Its most lasting legacy, though, is that rooted in its late-’50s rebirth as the city’s finest listening room for performances by great jazzers, of the bebop variety and beyond, many of whom are immortalized in the gorgeous photos still hanging in the basement club. John Coltrane and Miles Davis played there. So did Thelonious Monk, Charles Mingus, Sonny Rollins, Bill Evans, Charles Mingus, Gerry Mulligan, Carmen McRae, The Modern Jazz Quartet, and the Thad Jones-Mel Lewis Orchestra (which became the Vanguard Jazz Orchestra, which still plays there Monday nights).

Christian McBride quintet

The Vanguard is practically a temple to the high art of jazz, and I’m happy to have seen bassist Christian McBride’s Inside Straight quintet (above; see my review of his December show), guitarist Kurt Rosenwinkel, trumpeter Nicholas Payton, and the late guitarist Tal Farlow at the Vanguard over the years.

Sunday, the Vanguard turned 80. Tuesday, it kicks off a week of concerts presented by pianist Jason Moran. Pianists Moran, Fred Hersch, and Kenny Barron, and saxophonist Charles Lloyd‘s quartet (with Moran, bassist Reuben Rogers and drummer Eric Harland) are among the artists slated to play March 10-15.
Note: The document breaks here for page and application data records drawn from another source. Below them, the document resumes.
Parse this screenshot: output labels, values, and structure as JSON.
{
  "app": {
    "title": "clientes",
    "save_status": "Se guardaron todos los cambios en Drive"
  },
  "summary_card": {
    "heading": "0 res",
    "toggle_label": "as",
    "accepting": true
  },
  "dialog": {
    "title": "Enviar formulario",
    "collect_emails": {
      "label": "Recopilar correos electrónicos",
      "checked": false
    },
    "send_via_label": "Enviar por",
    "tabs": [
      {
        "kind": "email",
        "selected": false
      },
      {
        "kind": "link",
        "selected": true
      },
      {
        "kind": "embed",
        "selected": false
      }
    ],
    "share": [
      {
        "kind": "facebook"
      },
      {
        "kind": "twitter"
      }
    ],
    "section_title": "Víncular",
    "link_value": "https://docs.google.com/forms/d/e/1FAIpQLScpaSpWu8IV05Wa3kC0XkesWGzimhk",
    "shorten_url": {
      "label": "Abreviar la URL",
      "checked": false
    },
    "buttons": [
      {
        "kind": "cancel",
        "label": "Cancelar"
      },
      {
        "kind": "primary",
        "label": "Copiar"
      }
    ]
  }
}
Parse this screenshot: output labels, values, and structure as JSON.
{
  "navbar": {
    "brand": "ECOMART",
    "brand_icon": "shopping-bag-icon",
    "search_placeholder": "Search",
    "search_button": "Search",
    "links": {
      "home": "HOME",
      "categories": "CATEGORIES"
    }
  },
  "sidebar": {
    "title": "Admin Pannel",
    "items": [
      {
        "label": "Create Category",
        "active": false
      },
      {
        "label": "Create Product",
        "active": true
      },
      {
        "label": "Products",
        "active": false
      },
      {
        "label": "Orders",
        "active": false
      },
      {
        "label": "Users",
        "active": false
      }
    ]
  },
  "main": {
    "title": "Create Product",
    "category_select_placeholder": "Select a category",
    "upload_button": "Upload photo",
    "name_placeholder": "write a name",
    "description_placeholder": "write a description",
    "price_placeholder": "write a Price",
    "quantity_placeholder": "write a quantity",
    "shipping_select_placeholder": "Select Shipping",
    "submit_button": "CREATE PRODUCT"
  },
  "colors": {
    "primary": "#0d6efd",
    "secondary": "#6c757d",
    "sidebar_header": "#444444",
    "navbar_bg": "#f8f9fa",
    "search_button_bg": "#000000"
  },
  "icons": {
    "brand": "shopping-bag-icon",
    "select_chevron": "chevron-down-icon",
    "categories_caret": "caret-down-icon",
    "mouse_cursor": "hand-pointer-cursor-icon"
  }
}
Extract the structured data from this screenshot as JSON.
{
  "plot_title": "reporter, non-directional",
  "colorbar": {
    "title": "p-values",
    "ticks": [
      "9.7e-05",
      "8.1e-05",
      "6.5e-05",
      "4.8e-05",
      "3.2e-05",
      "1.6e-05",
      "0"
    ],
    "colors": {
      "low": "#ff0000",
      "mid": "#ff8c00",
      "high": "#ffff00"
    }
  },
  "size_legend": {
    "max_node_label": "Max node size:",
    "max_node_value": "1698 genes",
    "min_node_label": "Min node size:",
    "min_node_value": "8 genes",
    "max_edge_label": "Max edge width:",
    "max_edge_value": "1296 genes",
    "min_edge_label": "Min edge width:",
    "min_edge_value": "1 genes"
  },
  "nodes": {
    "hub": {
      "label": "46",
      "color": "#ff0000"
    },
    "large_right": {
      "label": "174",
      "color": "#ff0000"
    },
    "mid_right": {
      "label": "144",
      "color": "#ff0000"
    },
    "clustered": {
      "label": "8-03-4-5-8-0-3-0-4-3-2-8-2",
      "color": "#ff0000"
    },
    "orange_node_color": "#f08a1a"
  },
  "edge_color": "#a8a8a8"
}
While other NYC jazz institutions have come (Dizzy’s Club Coca-Cola, Smoke) and gone (Bradley’s, the Village Gate), and others have routinely upgraded and renovated and even changed music policies, the Vanguard has kept folks coming in part because it has stayed the same — a generally low-dough admission charge, a focus on music listening (loud talkers get shushed), and a decision to not introduce food to the mix.

“One thing that’s great is that, through all the years, they’ve had the wisdom not to mess with it,” as Hersch told The New York Observer. “I like the Vanguard for its purity.”

Lorraine Gordon, Gordon’s wife, took over the club in 1989, when he died; at 92, she and her daughter, Deborah, run the place, with the Vanguard’s longtime manager, Jed Eisenman.

For more information on the Vanguard’s 80th anniversary celebration, click here.

Django Gold, Unchained: The Wannabe Humorist Strikes Back

shrug

So now “Django Gold,” the Onion writer responsible for that unfunny “satire” of the great Sonny Rollins published recently in The New Yorker, is back to defend himself. (Note: Gold is NOT the guy in the above pic).

I’m not going to take a deep dive into his guest column for JazzTimes online, headlined “Notes From the Backlash.” It’s just not that substantial. But the gist of it is this: “Hey, jazz people, it’s your fault if you didn’t get the joke. Lighten up.”

As one observer noted, that’s kind of like a stand-up comedian blaming the audience for not laughing.

And as I wrote in my initial response to Gold’s original (but not so original) piece, the most unfunny part of the whole affair is this: In a period when The New Yorker offers very little serious, in-depth coverage of jazz, why would the once revered magazine give space to Gold’s kind of nonsense?

To borrow Gold’s words: “Pretty square, if you ask me.”

Which brings us to another point: If a “satire” piece requires the author to explain it or defend it via another column, then could it be possible that the original piece wasn’t very effective, and its intent was unclear?